Data records for software interfaces:
§

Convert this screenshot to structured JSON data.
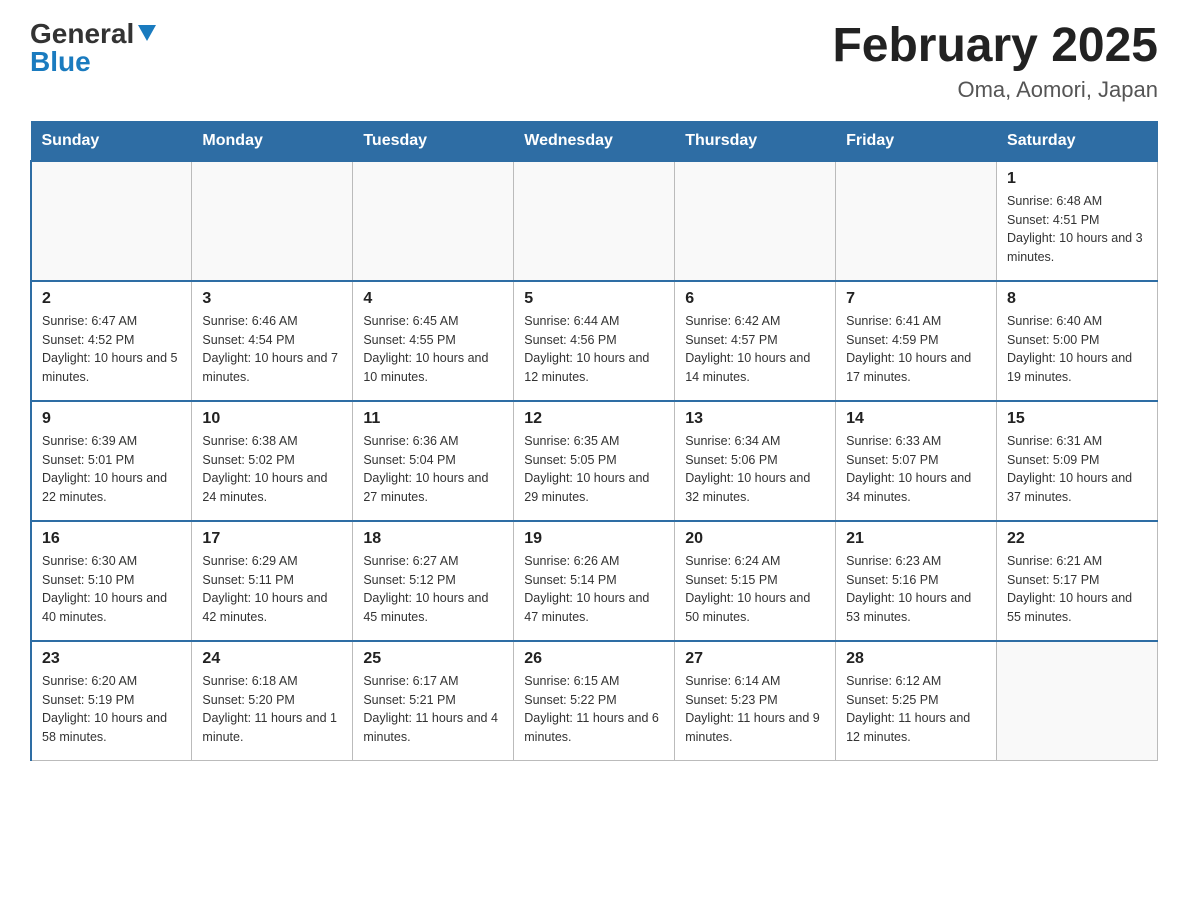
{
  "header": {
    "logo_general": "General",
    "logo_blue": "Blue",
    "month_title": "February 2025",
    "location": "Oma, Aomori, Japan"
  },
  "days_of_week": [
    "Sunday",
    "Monday",
    "Tuesday",
    "Wednesday",
    "Thursday",
    "Friday",
    "Saturday"
  ],
  "weeks": [
    [
      {
        "day": "",
        "sunrise": "",
        "sunset": "",
        "daylight": "",
        "empty": true
      },
      {
        "day": "",
        "sunrise": "",
        "sunset": "",
        "daylight": "",
        "empty": true
      },
      {
        "day": "",
        "sunrise": "",
        "sunset": "",
        "daylight": "",
        "empty": true
      },
      {
        "day": "",
        "sunrise": "",
        "sunset": "",
        "daylight": "",
        "empty": true
      },
      {
        "day": "",
        "sunrise": "",
        "sunset": "",
        "daylight": "",
        "empty": true
      },
      {
        "day": "",
        "sunrise": "",
        "sunset": "",
        "daylight": "",
        "empty": true
      },
      {
        "day": "1",
        "sunrise": "Sunrise: 6:48 AM",
        "sunset": "Sunset: 4:51 PM",
        "daylight": "Daylight: 10 hours and 3 minutes.",
        "empty": false
      }
    ],
    [
      {
        "day": "2",
        "sunrise": "Sunrise: 6:47 AM",
        "sunset": "Sunset: 4:52 PM",
        "daylight": "Daylight: 10 hours and 5 minutes.",
        "empty": false
      },
      {
        "day": "3",
        "sunrise": "Sunrise: 6:46 AM",
        "sunset": "Sunset: 4:54 PM",
        "daylight": "Daylight: 10 hours and 7 minutes.",
        "empty": false
      },
      {
        "day": "4",
        "sunrise": "Sunrise: 6:45 AM",
        "sunset": "Sunset: 4:55 PM",
        "daylight": "Daylight: 10 hours and 10 minutes.",
        "empty": false
      },
      {
        "day": "5",
        "sunrise": "Sunrise: 6:44 AM",
        "sunset": "Sunset: 4:56 PM",
        "daylight": "Daylight: 10 hours and 12 minutes.",
        "empty": false
      },
      {
        "day": "6",
        "sunrise": "Sunrise: 6:42 AM",
        "sunset": "Sunset: 4:57 PM",
        "daylight": "Daylight: 10 hours and 14 minutes.",
        "empty": false
      },
      {
        "day": "7",
        "sunrise": "Sunrise: 6:41 AM",
        "sunset": "Sunset: 4:59 PM",
        "daylight": "Daylight: 10 hours and 17 minutes.",
        "empty": false
      },
      {
        "day": "8",
        "sunrise": "Sunrise: 6:40 AM",
        "sunset": "Sunset: 5:00 PM",
        "daylight": "Daylight: 10 hours and 19 minutes.",
        "empty": false
      }
    ],
    [
      {
        "day": "9",
        "sunrise": "Sunrise: 6:39 AM",
        "sunset": "Sunset: 5:01 PM",
        "daylight": "Daylight: 10 hours and 22 minutes.",
        "empty": false
      },
      {
        "day": "10",
        "sunrise": "Sunrise: 6:38 AM",
        "sunset": "Sunset: 5:02 PM",
        "daylight": "Daylight: 10 hours and 24 minutes.",
        "empty": false
      },
      {
        "day": "11",
        "sunrise": "Sunrise: 6:36 AM",
        "sunset": "Sunset: 5:04 PM",
        "daylight": "Daylight: 10 hours and 27 minutes.",
        "empty": false
      },
      {
        "day": "12",
        "sunrise": "Sunrise: 6:35 AM",
        "sunset": "Sunset: 5:05 PM",
        "daylight": "Daylight: 10 hours and 29 minutes.",
        "empty": false
      },
      {
        "day": "13",
        "sunrise": "Sunrise: 6:34 AM",
        "sunset": "Sunset: 5:06 PM",
        "daylight": "Daylight: 10 hours and 32 minutes.",
        "empty": false
      },
      {
        "day": "14",
        "sunrise": "Sunrise: 6:33 AM",
        "sunset": "Sunset: 5:07 PM",
        "daylight": "Daylight: 10 hours and 34 minutes.",
        "empty": false
      },
      {
        "day": "15",
        "sunrise": "Sunrise: 6:31 AM",
        "sunset": "Sunset: 5:09 PM",
        "daylight": "Daylight: 10 hours and 37 minutes.",
        "empty": false
      }
    ],
    [
      {
        "day": "16",
        "sunrise": "Sunrise: 6:30 AM",
        "sunset": "Sunset: 5:10 PM",
        "daylight": "Daylight: 10 hours and 40 minutes.",
        "empty": false
      },
      {
        "day": "17",
        "sunrise": "Sunrise: 6:29 AM",
        "sunset": "Sunset: 5:11 PM",
        "daylight": "Daylight: 10 hours and 42 minutes.",
        "empty": false
      },
      {
        "day": "18",
        "sunrise": "Sunrise: 6:27 AM",
        "sunset": "Sunset: 5:12 PM",
        "daylight": "Daylight: 10 hours and 45 minutes.",
        "empty": false
      },
      {
        "day": "19",
        "sunrise": "Sunrise: 6:26 AM",
        "sunset": "Sunset: 5:14 PM",
        "daylight": "Daylight: 10 hours and 47 minutes.",
        "empty": false
      },
      {
        "day": "20",
        "sunrise": "Sunrise: 6:24 AM",
        "sunset": "Sunset: 5:15 PM",
        "daylight": "Daylight: 10 hours and 50 minutes.",
        "empty": false
      },
      {
        "day": "21",
        "sunrise": "Sunrise: 6:23 AM",
        "sunset": "Sunset: 5:16 PM",
        "daylight": "Daylight: 10 hours and 53 minutes.",
        "empty": false
      },
      {
        "day": "22",
        "sunrise": "Sunrise: 6:21 AM",
        "sunset": "Sunset: 5:17 PM",
        "daylight": "Daylight: 10 hours and 55 minutes.",
        "empty": false
      }
    ],
    [
      {
        "day": "23",
        "sunrise": "Sunrise: 6:20 AM",
        "sunset": "Sunset: 5:19 PM",
        "daylight": "Daylight: 10 hours and 58 minutes.",
        "empty": false
      },
      {
        "day": "24",
        "sunrise": "Sunrise: 6:18 AM",
        "sunset": "Sunset: 5:20 PM",
        "daylight": "Daylight: 11 hours and 1 minute.",
        "empty": false
      },
      {
        "day": "25",
        "sunrise": "Sunrise: 6:17 AM",
        "sunset": "Sunset: 5:21 PM",
        "daylight": "Daylight: 11 hours and 4 minutes.",
        "empty": false
      },
      {
        "day": "26",
        "sunrise": "Sunrise: 6:15 AM",
        "sunset": "Sunset: 5:22 PM",
        "daylight": "Daylight: 11 hours and 6 minutes.",
        "empty": false
      },
      {
        "day": "27",
        "sunrise": "Sunrise: 6:14 AM",
        "sunset": "Sunset: 5:23 PM",
        "daylight": "Daylight: 11 hours and 9 minutes.",
        "empty": false
      },
      {
        "day": "28",
        "sunrise": "Sunrise: 6:12 AM",
        "sunset": "Sunset: 5:25 PM",
        "daylight": "Daylight: 11 hours and 12 minutes.",
        "empty": false
      },
      {
        "day": "",
        "sunrise": "",
        "sunset": "",
        "daylight": "",
        "empty": true
      }
    ]
  ]
}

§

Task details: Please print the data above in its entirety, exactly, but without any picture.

Reply to the exercise:
Convert this screenshot to structured JSON data.
{
  "header": {
    "logo_general": "General",
    "logo_blue": "Blue",
    "month_title": "February 2025",
    "location": "Oma, Aomori, Japan"
  },
  "days_of_week": [
    "Sunday",
    "Monday",
    "Tuesday",
    "Wednesday",
    "Thursday",
    "Friday",
    "Saturday"
  ],
  "weeks": [
    [
      {
        "day": "",
        "sunrise": "",
        "sunset": "",
        "daylight": "",
        "empty": true
      },
      {
        "day": "",
        "sunrise": "",
        "sunset": "",
        "daylight": "",
        "empty": true
      },
      {
        "day": "",
        "sunrise": "",
        "sunset": "",
        "daylight": "",
        "empty": true
      },
      {
        "day": "",
        "sunrise": "",
        "sunset": "",
        "daylight": "",
        "empty": true
      },
      {
        "day": "",
        "sunrise": "",
        "sunset": "",
        "daylight": "",
        "empty": true
      },
      {
        "day": "",
        "sunrise": "",
        "sunset": "",
        "daylight": "",
        "empty": true
      },
      {
        "day": "1",
        "sunrise": "Sunrise: 6:48 AM",
        "sunset": "Sunset: 4:51 PM",
        "daylight": "Daylight: 10 hours and 3 minutes.",
        "empty": false
      }
    ],
    [
      {
        "day": "2",
        "sunrise": "Sunrise: 6:47 AM",
        "sunset": "Sunset: 4:52 PM",
        "daylight": "Daylight: 10 hours and 5 minutes.",
        "empty": false
      },
      {
        "day": "3",
        "sunrise": "Sunrise: 6:46 AM",
        "sunset": "Sunset: 4:54 PM",
        "daylight": "Daylight: 10 hours and 7 minutes.",
        "empty": false
      },
      {
        "day": "4",
        "sunrise": "Sunrise: 6:45 AM",
        "sunset": "Sunset: 4:55 PM",
        "daylight": "Daylight: 10 hours and 10 minutes.",
        "empty": false
      },
      {
        "day": "5",
        "sunrise": "Sunrise: 6:44 AM",
        "sunset": "Sunset: 4:56 PM",
        "daylight": "Daylight: 10 hours and 12 minutes.",
        "empty": false
      },
      {
        "day": "6",
        "sunrise": "Sunrise: 6:42 AM",
        "sunset": "Sunset: 4:57 PM",
        "daylight": "Daylight: 10 hours and 14 minutes.",
        "empty": false
      },
      {
        "day": "7",
        "sunrise": "Sunrise: 6:41 AM",
        "sunset": "Sunset: 4:59 PM",
        "daylight": "Daylight: 10 hours and 17 minutes.",
        "empty": false
      },
      {
        "day": "8",
        "sunrise": "Sunrise: 6:40 AM",
        "sunset": "Sunset: 5:00 PM",
        "daylight": "Daylight: 10 hours and 19 minutes.",
        "empty": false
      }
    ],
    [
      {
        "day": "9",
        "sunrise": "Sunrise: 6:39 AM",
        "sunset": "Sunset: 5:01 PM",
        "daylight": "Daylight: 10 hours and 22 minutes.",
        "empty": false
      },
      {
        "day": "10",
        "sunrise": "Sunrise: 6:38 AM",
        "sunset": "Sunset: 5:02 PM",
        "daylight": "Daylight: 10 hours and 24 minutes.",
        "empty": false
      },
      {
        "day": "11",
        "sunrise": "Sunrise: 6:36 AM",
        "sunset": "Sunset: 5:04 PM",
        "daylight": "Daylight: 10 hours and 27 minutes.",
        "empty": false
      },
      {
        "day": "12",
        "sunrise": "Sunrise: 6:35 AM",
        "sunset": "Sunset: 5:05 PM",
        "daylight": "Daylight: 10 hours and 29 minutes.",
        "empty": false
      },
      {
        "day": "13",
        "sunrise": "Sunrise: 6:34 AM",
        "sunset": "Sunset: 5:06 PM",
        "daylight": "Daylight: 10 hours and 32 minutes.",
        "empty": false
      },
      {
        "day": "14",
        "sunrise": "Sunrise: 6:33 AM",
        "sunset": "Sunset: 5:07 PM",
        "daylight": "Daylight: 10 hours and 34 minutes.",
        "empty": false
      },
      {
        "day": "15",
        "sunrise": "Sunrise: 6:31 AM",
        "sunset": "Sunset: 5:09 PM",
        "daylight": "Daylight: 10 hours and 37 minutes.",
        "empty": false
      }
    ],
    [
      {
        "day": "16",
        "sunrise": "Sunrise: 6:30 AM",
        "sunset": "Sunset: 5:10 PM",
        "daylight": "Daylight: 10 hours and 40 minutes.",
        "empty": false
      },
      {
        "day": "17",
        "sunrise": "Sunrise: 6:29 AM",
        "sunset": "Sunset: 5:11 PM",
        "daylight": "Daylight: 10 hours and 42 minutes.",
        "empty": false
      },
      {
        "day": "18",
        "sunrise": "Sunrise: 6:27 AM",
        "sunset": "Sunset: 5:12 PM",
        "daylight": "Daylight: 10 hours and 45 minutes.",
        "empty": false
      },
      {
        "day": "19",
        "sunrise": "Sunrise: 6:26 AM",
        "sunset": "Sunset: 5:14 PM",
        "daylight": "Daylight: 10 hours and 47 minutes.",
        "empty": false
      },
      {
        "day": "20",
        "sunrise": "Sunrise: 6:24 AM",
        "sunset": "Sunset: 5:15 PM",
        "daylight": "Daylight: 10 hours and 50 minutes.",
        "empty": false
      },
      {
        "day": "21",
        "sunrise": "Sunrise: 6:23 AM",
        "sunset": "Sunset: 5:16 PM",
        "daylight": "Daylight: 10 hours and 53 minutes.",
        "empty": false
      },
      {
        "day": "22",
        "sunrise": "Sunrise: 6:21 AM",
        "sunset": "Sunset: 5:17 PM",
        "daylight": "Daylight: 10 hours and 55 minutes.",
        "empty": false
      }
    ],
    [
      {
        "day": "23",
        "sunrise": "Sunrise: 6:20 AM",
        "sunset": "Sunset: 5:19 PM",
        "daylight": "Daylight: 10 hours and 58 minutes.",
        "empty": false
      },
      {
        "day": "24",
        "sunrise": "Sunrise: 6:18 AM",
        "sunset": "Sunset: 5:20 PM",
        "daylight": "Daylight: 11 hours and 1 minute.",
        "empty": false
      },
      {
        "day": "25",
        "sunrise": "Sunrise: 6:17 AM",
        "sunset": "Sunset: 5:21 PM",
        "daylight": "Daylight: 11 hours and 4 minutes.",
        "empty": false
      },
      {
        "day": "26",
        "sunrise": "Sunrise: 6:15 AM",
        "sunset": "Sunset: 5:22 PM",
        "daylight": "Daylight: 11 hours and 6 minutes.",
        "empty": false
      },
      {
        "day": "27",
        "sunrise": "Sunrise: 6:14 AM",
        "sunset": "Sunset: 5:23 PM",
        "daylight": "Daylight: 11 hours and 9 minutes.",
        "empty": false
      },
      {
        "day": "28",
        "sunrise": "Sunrise: 6:12 AM",
        "sunset": "Sunset: 5:25 PM",
        "daylight": "Daylight: 11 hours and 12 minutes.",
        "empty": false
      },
      {
        "day": "",
        "sunrise": "",
        "sunset": "",
        "daylight": "",
        "empty": true
      }
    ]
  ]
}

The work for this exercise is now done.